Research Articles present fully developed analysis, results, and discussion of on scientific topics within the scope of the journal. They are expected to present new theories and novel concepts along with their applications, and the results should be significant. Although there is no limitation of space, to encourage clarity, and conciseness of presentation excess length fees are charged for manuscripts longer than 25 publication units. These manuscripts are handled by the editorial staff of the journal and are typically sent to multiple reviewers.
Research Letters (in Geophysical Research Letters) are communications-length articles on major scientific advances in all major geoscience disciplines. Papers and should have broad and immediate implications in their discipline or across the geosciences.
Commentaries provide reflections or context around a recent article in an AGU or another journal, an emerging or controversial topic in a specific scientific field, a scientific topic with societal implications, or a recent meeting, session, or workshop. Although submitted to a specific journal the audience is the broad Earth and space science community. Recommended length is 1-3 published pages (up to 6 publishing units with a table or figure). For further details see Commentaries in AGU Journals: Guidelines for Authors.
Review Articles are invited or submitted papers that review and synthesize recent literature on a given topic. Recommended length is 10-15 published pages excluding references and supporting material (no more than 30 publishing units with approximately 6 figures or tables).
Comments elaborate, criticize, or correct papers previously published in AGU journals. Comments are limited to the equivalent of 2 published pages (about 5 publishing units).
Replies are written by the authors of the paper being commented on. Replies are limited to the equivalent of 2 published pages (about 5 publishing units).
Frontier Articles (in Geophysical Research Letters) are invited articles that present a review of recent cutting-edge advances in a leading scientific field at the forefront of one or several AGU disciplines, if possible including new results.

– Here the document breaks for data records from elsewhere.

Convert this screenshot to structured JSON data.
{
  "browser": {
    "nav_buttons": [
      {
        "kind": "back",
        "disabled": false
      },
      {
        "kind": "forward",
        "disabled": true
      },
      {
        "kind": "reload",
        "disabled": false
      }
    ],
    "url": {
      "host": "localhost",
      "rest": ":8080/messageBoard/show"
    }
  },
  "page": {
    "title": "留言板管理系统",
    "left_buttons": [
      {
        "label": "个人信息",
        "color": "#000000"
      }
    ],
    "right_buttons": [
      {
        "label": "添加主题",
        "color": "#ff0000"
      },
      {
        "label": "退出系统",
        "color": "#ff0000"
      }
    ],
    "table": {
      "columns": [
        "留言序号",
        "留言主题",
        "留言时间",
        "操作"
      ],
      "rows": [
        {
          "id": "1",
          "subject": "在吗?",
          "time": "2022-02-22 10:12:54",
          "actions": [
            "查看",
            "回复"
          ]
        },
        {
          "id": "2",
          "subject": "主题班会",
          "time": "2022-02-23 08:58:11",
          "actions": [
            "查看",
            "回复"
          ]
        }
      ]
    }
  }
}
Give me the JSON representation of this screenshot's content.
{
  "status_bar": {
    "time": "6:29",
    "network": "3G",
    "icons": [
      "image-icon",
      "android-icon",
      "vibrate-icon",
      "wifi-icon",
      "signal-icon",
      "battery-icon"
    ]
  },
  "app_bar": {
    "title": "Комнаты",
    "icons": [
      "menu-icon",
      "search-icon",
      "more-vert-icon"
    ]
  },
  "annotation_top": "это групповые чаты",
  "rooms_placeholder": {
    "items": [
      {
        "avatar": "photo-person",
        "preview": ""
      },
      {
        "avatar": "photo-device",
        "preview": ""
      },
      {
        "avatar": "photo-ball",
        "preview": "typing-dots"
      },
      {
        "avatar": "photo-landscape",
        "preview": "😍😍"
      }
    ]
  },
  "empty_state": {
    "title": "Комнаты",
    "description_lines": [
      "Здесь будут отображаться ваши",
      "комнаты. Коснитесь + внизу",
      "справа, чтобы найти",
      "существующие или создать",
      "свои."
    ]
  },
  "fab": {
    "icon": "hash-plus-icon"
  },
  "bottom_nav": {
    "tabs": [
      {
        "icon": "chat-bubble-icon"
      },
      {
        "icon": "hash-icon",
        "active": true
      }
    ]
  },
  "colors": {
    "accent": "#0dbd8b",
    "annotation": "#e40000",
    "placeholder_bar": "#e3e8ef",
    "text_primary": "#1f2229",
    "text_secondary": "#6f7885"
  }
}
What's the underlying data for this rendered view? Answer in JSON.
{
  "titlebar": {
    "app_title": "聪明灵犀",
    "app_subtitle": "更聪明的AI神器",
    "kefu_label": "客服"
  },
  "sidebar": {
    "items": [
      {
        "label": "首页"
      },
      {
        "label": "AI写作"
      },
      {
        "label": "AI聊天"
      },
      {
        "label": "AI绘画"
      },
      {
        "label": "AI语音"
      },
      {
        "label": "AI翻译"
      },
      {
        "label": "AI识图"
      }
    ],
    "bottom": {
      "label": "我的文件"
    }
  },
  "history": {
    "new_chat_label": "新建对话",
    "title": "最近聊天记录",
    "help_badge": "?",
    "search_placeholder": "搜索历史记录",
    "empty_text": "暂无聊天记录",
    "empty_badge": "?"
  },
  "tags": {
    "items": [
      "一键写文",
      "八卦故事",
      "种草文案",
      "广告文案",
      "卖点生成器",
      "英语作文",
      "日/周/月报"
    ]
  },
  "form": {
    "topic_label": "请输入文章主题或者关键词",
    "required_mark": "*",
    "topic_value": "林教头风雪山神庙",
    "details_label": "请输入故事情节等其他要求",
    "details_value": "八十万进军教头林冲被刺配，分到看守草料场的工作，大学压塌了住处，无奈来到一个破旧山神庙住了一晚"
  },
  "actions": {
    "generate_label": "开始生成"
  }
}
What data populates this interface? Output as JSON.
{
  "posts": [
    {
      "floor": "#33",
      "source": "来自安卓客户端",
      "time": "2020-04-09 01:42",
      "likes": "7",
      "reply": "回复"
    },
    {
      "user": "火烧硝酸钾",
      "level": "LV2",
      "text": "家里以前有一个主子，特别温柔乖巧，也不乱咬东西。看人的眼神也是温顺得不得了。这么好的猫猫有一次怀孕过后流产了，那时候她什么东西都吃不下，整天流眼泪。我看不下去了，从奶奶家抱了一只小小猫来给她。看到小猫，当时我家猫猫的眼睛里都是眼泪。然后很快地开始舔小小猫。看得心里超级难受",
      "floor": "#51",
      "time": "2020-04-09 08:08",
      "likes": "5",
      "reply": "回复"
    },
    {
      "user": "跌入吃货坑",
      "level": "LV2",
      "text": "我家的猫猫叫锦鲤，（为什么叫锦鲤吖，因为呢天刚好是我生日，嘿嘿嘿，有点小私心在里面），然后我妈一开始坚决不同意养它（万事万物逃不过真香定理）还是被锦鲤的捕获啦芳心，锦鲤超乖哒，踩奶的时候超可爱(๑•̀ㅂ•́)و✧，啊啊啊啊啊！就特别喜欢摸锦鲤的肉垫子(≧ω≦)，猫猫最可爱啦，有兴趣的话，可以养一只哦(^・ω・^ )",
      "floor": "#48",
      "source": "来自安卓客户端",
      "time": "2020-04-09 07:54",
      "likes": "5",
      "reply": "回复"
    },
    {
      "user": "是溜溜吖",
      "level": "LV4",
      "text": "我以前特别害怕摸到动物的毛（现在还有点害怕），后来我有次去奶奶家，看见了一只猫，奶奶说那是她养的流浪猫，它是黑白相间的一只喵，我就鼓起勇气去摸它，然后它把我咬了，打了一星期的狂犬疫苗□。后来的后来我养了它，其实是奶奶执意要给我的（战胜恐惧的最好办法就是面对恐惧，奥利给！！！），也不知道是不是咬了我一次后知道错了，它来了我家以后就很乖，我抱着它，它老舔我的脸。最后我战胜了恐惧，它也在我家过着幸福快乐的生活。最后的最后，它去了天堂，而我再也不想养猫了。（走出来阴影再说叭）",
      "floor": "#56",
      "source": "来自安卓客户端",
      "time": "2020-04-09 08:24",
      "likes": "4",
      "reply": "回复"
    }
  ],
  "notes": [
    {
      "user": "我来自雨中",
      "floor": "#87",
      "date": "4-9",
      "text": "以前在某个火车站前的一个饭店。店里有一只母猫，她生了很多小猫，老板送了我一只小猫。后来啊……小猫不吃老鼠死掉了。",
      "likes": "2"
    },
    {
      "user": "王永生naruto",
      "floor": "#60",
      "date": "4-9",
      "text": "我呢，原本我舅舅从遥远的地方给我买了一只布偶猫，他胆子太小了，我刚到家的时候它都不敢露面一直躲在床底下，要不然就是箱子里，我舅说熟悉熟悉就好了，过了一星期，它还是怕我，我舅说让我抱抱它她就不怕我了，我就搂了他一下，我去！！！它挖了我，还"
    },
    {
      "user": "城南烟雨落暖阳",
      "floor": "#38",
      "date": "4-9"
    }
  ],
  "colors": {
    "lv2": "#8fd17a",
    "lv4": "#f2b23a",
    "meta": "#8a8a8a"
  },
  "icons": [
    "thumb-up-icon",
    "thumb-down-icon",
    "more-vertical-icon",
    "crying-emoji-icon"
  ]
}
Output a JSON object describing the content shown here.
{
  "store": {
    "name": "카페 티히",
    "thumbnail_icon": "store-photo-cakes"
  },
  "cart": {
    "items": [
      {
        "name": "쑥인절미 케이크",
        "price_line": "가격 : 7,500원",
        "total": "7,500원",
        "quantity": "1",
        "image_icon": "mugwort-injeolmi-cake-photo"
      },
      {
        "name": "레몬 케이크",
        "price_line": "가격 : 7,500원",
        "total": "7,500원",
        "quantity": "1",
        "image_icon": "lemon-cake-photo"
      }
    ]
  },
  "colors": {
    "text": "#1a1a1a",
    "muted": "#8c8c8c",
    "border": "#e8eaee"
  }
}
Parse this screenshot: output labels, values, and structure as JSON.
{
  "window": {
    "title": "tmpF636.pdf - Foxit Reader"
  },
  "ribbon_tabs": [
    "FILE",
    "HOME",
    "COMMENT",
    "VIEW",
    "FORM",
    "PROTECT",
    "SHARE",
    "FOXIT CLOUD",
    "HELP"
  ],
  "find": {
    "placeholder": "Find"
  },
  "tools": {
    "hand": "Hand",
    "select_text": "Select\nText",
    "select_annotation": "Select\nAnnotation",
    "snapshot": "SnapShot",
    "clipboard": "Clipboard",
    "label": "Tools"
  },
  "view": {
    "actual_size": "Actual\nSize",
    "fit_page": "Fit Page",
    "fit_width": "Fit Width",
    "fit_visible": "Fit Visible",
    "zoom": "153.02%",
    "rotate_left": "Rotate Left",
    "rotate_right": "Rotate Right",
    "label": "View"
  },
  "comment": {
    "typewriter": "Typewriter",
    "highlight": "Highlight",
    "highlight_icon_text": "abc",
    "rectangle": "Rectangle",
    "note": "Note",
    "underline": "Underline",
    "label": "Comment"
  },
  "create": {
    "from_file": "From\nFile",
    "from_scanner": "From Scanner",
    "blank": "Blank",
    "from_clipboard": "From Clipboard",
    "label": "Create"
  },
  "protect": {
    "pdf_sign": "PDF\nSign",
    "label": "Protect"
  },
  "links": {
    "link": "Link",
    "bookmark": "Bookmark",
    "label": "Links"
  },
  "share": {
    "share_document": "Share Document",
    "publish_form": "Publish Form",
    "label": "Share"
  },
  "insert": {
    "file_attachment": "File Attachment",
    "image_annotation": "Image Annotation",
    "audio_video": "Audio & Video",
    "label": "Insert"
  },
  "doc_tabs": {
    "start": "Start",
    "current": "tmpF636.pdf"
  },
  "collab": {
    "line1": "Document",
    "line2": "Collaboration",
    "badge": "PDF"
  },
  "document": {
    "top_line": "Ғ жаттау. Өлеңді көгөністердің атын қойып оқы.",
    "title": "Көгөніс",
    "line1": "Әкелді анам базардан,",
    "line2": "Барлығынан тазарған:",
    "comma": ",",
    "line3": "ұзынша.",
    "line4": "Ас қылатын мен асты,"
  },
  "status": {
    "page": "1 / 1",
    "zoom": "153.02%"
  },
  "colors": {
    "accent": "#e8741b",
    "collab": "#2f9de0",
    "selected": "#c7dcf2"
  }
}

Technical Reports: Data papers describe important Earth and space science data sets and observations, including those that support innovative research and theoretical developments published elsewhere. The papers should provide an example of a relevant scientific application to demonstrate the usefulness of the data. The data set may refer to experimental studies, lab measurements, modeling output, or observations. These papers should not exceed 13 Publication units.
Technical Reports: Methods papers describe new analytical or experimental methods and other technical advances, including computer programs and instrumentation, that enable new science. These papers should not exceed 13 Publication Units and will typically include at least one illustrative example application.